Education economist values ability to thrive in many cultures
Jobs are created for people with really good talent, Morton Schapiro, education economist and president, Northwestern University, Illinois, U.S., says with confidence.
“If you see the broad sweep of economic history, there might be a temporary imbalance between the higher education skills that people bring and the number of jobs available for them. It is not unusual for a country to experience, as part of a cycle, a situation where the number of people with higher education degrees greatly outstrips the type of demand for those types of skills,” he explains.
“The market usually adapts; the classic story is really in engineering in the U.S., where there was a great premium for people with engineering degrees, then people start entering the field and there is a glut and they land up in financial services.”

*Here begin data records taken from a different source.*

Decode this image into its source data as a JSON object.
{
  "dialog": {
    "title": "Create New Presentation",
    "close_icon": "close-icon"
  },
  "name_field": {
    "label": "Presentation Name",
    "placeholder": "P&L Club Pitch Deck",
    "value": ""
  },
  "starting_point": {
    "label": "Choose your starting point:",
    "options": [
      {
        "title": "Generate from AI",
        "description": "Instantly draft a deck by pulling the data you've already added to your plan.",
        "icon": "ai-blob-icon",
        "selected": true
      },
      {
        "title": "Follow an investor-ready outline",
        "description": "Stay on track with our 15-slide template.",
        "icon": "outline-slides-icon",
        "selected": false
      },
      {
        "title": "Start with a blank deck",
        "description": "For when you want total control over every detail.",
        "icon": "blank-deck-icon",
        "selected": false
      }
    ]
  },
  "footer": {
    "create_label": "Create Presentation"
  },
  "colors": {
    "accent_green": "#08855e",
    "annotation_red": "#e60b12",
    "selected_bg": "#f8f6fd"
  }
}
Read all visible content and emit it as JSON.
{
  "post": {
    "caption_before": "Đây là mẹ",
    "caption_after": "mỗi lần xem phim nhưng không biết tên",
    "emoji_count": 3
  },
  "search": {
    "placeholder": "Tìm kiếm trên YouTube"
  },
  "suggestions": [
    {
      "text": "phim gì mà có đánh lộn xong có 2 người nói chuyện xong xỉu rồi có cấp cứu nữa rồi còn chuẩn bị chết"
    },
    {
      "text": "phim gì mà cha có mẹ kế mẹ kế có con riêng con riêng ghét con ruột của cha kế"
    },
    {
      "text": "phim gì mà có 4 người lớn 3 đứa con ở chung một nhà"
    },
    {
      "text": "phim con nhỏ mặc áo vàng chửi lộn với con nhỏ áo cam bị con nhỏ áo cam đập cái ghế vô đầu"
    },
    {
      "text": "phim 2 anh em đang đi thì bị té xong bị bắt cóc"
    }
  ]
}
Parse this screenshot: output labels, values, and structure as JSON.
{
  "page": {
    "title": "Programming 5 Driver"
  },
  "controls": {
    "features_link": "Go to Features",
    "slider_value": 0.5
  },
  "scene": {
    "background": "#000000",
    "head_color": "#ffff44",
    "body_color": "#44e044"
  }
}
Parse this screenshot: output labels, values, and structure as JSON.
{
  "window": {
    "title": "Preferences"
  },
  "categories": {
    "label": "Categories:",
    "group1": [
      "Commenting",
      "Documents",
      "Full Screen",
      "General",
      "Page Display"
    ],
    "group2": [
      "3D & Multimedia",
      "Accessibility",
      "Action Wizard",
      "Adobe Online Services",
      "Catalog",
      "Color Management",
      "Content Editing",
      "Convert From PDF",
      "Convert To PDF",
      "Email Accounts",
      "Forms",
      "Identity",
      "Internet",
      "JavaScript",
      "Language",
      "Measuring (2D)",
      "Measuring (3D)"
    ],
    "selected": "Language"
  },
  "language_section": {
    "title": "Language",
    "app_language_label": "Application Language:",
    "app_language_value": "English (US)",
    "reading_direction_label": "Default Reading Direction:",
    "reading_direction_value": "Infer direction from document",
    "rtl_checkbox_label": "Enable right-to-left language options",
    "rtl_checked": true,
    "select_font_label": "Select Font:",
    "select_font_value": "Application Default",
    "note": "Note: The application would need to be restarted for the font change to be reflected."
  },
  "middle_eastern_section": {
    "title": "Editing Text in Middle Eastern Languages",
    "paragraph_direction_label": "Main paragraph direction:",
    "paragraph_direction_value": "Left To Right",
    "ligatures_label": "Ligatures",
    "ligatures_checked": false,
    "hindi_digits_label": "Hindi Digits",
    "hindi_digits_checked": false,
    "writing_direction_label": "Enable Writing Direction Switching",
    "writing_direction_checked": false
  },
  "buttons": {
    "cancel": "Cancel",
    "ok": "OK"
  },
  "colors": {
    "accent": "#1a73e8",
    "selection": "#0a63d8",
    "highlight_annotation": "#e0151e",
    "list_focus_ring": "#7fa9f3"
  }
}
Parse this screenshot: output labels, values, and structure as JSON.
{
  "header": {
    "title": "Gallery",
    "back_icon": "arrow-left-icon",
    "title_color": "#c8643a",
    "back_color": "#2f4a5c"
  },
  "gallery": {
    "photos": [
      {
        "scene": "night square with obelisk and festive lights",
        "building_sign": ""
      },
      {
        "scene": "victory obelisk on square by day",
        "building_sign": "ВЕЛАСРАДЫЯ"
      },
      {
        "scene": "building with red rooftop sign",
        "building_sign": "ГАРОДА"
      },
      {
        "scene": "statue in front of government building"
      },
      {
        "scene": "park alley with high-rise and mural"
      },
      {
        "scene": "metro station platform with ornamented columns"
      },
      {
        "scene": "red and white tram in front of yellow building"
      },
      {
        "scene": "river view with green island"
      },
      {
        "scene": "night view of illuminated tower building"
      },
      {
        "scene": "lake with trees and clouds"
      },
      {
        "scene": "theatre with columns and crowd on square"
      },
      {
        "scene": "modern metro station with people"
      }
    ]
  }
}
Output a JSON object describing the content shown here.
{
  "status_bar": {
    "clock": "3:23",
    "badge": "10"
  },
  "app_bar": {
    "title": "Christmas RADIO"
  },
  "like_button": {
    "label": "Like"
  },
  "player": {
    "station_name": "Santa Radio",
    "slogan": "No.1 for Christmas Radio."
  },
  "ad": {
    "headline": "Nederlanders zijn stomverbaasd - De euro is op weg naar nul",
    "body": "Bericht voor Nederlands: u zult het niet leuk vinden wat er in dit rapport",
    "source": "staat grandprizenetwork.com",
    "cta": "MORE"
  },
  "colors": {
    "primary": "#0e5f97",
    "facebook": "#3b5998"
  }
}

Talking to The Hindu on a visit here to inaugurate the new campus of the Institute for Financial Management and Research at Sri City, Prof. Schapiro says the economic rates of return are such that they will justify the creation of people in stem fields, such as engineering. However, it is indeed somewhat risky not to diversify the economy, just as it is for an individual not to diversify his or her portfolio, he adds.
Prof. Schapiro’s robust recommendation, however, is for a broad-based education. “The best preparation for a lifetime, for business success, is broad training and part of that is international experience. If there is anything that pays in the market, it is cultural literacy. The ability to not just survive but also thrive in different cultures, pays off pretty nicely,” he says. In his opinion, the best defence against off-shoring is what is called “whole brain learning” — logic and maths with aesthetic appreciation and creative thinking. Evidence suggests that if you do one and not the other, it is going to be a risky path. Cultural literacy with core knowledge is very important.
Which is why, despite the loans, and sometimes gloomy employment scenarios, “studying abroad” is a good option for a student who can afford it.
Addressing the question of reservation, the Indian equivalent of affirmative action in the U.S., he provides evidence from economic data to show why it makes sense to do so. “The rates of return of going to selective higher education institutions are considerably higher for those in low-income backgrounds. If there are some concession that you make, putting the thumb on the scale for some one who has had a disadvantaged upbringing is quite justified.” What that suggests, he says, is that from a public policy point of view, we need to save spots at the most prestigious places for people from the low-income group.
Prof. Schapiro articulates his belief that the need for subsidisation from the government is not quite what it used to be. However, because of imperfections in capital markets, where people from relatively modest backgrounds are unable to “collateralise” themselves, the government needs to step in and provide funding to those who are talented, but without access to capital markets.
But beyond funding, he is sceptical of the State’s role in regulation of the sector. What is the secret of U.S. higher education, where universities rank among the top institutions in the world? “It is because it is not run by the government,” Prof. Schapiro’s answer comes pat. “Even public institutions have tremendous autonomy even within the State. However, accreditation and standards are necessary. A light hand from the government is really the best way.”